*** Available records ***
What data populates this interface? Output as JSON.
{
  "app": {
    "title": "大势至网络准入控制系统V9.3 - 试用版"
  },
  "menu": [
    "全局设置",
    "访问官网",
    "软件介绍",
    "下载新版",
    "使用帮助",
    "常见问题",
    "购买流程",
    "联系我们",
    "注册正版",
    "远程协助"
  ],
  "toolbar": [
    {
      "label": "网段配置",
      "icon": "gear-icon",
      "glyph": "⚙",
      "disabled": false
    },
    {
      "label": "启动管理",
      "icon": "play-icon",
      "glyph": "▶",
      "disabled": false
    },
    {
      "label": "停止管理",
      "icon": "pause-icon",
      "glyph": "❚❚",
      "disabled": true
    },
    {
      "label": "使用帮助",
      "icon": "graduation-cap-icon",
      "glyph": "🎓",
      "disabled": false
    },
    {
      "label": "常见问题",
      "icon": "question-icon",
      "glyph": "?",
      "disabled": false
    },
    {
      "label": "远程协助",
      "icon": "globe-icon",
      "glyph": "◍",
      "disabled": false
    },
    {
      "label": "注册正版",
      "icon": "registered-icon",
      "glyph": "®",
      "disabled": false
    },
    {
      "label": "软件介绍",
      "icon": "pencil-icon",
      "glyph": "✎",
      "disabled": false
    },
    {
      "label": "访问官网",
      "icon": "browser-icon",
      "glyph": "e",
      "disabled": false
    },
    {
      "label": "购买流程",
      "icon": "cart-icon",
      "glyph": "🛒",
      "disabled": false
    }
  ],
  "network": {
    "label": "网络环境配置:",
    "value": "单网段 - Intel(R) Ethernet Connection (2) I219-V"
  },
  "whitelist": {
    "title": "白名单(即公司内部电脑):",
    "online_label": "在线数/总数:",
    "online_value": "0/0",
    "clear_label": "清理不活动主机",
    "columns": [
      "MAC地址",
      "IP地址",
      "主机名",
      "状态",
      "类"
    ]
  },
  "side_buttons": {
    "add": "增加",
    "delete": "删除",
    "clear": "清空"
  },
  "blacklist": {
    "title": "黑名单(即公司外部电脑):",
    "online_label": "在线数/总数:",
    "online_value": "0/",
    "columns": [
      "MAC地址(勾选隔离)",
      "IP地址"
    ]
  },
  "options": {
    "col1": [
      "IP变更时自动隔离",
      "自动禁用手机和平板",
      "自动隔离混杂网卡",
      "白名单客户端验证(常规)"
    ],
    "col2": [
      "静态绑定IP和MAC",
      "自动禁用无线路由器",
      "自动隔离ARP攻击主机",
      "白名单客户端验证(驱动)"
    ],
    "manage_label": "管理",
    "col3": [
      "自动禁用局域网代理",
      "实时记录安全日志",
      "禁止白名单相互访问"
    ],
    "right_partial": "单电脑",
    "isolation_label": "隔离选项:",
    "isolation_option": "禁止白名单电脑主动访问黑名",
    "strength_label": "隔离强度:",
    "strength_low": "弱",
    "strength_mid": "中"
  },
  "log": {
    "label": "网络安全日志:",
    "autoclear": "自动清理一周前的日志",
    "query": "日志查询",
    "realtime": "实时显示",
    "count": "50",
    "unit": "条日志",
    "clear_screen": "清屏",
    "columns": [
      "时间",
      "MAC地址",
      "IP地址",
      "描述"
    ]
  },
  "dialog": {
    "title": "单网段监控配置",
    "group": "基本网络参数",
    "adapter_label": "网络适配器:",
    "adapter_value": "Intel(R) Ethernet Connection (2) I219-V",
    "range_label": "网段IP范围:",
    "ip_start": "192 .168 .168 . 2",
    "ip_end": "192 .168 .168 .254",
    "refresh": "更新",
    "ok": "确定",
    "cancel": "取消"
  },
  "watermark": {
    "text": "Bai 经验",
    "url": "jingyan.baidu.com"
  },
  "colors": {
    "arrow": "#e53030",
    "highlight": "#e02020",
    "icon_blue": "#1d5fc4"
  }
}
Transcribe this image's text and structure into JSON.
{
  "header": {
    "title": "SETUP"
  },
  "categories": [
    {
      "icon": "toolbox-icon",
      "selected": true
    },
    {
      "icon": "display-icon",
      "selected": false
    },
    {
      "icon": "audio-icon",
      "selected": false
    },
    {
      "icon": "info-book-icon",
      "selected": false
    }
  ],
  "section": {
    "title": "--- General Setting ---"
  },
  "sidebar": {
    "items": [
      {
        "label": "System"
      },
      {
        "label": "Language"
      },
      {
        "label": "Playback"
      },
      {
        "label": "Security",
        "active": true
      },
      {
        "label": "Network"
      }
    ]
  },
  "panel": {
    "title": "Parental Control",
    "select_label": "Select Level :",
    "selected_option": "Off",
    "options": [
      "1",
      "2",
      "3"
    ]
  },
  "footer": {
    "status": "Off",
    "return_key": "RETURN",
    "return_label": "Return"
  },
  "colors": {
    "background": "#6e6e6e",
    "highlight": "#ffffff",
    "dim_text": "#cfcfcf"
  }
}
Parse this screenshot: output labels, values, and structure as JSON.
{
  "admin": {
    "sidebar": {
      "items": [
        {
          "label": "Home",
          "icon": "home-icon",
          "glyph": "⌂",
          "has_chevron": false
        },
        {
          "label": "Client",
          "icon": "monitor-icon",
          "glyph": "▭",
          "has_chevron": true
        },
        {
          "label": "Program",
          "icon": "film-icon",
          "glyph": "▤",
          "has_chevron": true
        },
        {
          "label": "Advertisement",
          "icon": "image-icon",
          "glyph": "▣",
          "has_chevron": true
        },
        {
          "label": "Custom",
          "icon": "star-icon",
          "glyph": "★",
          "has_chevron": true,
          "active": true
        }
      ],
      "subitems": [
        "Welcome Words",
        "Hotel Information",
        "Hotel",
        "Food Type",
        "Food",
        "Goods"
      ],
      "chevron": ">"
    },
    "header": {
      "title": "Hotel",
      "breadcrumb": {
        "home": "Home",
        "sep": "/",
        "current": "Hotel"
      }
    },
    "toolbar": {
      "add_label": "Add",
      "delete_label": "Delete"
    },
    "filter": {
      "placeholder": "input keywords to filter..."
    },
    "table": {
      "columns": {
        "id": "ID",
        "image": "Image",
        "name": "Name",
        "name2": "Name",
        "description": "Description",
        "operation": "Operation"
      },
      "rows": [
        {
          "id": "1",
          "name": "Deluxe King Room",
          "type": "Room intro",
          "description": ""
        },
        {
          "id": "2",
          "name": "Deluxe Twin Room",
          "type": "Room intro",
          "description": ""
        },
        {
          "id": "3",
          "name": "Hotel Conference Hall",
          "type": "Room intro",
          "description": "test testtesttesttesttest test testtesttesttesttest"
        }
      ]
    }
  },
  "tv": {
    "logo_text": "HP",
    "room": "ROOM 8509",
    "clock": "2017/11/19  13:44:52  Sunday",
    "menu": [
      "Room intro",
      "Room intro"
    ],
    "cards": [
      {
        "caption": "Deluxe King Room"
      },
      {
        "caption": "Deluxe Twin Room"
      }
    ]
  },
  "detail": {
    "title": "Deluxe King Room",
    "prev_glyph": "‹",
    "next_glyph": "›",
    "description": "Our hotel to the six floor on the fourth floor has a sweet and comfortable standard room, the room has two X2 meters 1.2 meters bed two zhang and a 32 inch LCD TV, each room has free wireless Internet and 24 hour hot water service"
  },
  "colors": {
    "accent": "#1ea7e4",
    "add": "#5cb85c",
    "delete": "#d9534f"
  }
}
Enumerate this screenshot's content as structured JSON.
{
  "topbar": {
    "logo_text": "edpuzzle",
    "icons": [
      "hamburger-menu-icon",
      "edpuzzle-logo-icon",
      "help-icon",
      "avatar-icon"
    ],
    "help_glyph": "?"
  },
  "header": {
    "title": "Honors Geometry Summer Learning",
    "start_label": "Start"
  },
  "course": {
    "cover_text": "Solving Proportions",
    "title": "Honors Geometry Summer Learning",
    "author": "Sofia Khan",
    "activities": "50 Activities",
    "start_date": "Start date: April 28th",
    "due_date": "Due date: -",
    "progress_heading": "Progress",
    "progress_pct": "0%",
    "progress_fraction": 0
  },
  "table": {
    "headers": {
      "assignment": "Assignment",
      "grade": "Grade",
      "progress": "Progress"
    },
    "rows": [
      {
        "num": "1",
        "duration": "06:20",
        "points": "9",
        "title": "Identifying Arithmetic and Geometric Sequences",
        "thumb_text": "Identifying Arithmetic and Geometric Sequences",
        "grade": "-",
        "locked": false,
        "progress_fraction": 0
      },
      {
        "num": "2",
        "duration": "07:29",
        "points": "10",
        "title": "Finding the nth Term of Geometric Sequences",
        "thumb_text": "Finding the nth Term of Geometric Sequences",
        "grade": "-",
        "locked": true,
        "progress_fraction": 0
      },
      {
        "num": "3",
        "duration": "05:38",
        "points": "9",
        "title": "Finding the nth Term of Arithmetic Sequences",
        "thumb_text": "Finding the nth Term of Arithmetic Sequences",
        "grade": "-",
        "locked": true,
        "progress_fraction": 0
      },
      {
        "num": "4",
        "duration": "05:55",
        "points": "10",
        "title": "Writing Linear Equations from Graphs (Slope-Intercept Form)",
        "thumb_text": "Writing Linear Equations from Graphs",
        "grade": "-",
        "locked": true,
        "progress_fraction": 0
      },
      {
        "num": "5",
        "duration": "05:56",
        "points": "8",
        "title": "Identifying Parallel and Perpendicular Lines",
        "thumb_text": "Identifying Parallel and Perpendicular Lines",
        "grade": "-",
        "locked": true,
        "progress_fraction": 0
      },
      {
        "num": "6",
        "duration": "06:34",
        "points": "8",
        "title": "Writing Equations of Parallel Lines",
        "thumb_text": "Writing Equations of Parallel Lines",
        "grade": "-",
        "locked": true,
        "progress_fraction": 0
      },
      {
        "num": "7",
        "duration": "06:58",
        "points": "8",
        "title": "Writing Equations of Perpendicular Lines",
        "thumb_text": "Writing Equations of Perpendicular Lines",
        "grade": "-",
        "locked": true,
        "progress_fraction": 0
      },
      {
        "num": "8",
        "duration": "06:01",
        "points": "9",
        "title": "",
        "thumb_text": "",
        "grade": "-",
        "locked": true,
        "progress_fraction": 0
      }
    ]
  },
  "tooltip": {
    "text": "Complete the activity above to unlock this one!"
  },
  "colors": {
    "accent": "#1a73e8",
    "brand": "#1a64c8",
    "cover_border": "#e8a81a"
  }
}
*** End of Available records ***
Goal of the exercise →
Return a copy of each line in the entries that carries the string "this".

Your solution →
What data populates this interface? Output as JSON.
Transcribe this image's text and structure into JSON.
Parse this screenshot: output labels, values, and structure as JSON.
Enumerate this screenshot's content as structured JSON.
    "text": "Complete the activity above to unlock this one!"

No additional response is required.